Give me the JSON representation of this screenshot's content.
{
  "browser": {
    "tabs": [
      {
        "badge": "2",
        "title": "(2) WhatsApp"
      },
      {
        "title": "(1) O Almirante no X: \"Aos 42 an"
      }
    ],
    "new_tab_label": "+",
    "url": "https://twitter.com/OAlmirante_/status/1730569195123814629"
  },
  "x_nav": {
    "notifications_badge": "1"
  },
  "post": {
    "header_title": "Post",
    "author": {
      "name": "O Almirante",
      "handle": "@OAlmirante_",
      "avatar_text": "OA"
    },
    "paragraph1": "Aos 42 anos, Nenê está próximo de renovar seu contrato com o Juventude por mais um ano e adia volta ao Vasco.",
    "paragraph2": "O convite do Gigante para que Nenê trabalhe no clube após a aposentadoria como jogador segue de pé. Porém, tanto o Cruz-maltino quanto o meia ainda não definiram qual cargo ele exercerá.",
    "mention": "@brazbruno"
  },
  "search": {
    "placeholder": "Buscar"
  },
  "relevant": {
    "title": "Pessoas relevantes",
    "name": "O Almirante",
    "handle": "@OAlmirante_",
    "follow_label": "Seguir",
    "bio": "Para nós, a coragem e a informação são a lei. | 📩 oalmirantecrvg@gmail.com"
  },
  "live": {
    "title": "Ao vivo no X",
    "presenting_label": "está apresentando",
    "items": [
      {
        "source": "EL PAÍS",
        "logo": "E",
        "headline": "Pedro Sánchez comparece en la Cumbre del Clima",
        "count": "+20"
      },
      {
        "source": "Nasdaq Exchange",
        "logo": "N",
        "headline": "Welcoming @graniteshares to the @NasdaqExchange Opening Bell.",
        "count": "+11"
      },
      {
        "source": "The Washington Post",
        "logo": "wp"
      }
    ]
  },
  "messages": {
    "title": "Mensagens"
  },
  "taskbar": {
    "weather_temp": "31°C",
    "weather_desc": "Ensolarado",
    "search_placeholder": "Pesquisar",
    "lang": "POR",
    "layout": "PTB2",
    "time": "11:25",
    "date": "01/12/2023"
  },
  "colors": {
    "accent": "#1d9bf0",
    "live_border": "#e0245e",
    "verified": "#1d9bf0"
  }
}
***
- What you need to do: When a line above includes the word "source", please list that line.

- Written answer:
        "source": "EL PAÍS",
        "source": "Nasdaq Exchange",
        "source": "The Washington Post",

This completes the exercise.